Your answer must match the entries below word for word.
——
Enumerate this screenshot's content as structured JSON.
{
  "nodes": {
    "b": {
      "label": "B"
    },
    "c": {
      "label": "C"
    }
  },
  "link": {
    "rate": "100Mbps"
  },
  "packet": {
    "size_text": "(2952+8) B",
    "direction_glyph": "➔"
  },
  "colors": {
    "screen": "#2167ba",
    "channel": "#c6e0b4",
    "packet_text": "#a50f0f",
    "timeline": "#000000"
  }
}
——
EXPECTED OUTPUT:
Enumerate this screenshot's content as structured JSON.
{
  "nodes": {
    "b": {
      "label": "B"
    },
    "c": {
      "label": "C"
    }
  },
  "link": {
    "rate": "100Mbps"
  },
  "packet": {
    "size_text": "(2952+8) B",
    "direction_glyph": "➔"
  },
  "colors": {
    "screen": "#2167ba",
    "channel": "#c6e0b4",
    "packet_text": "#a50f0f",
    "timeline": "#000000"
  }
}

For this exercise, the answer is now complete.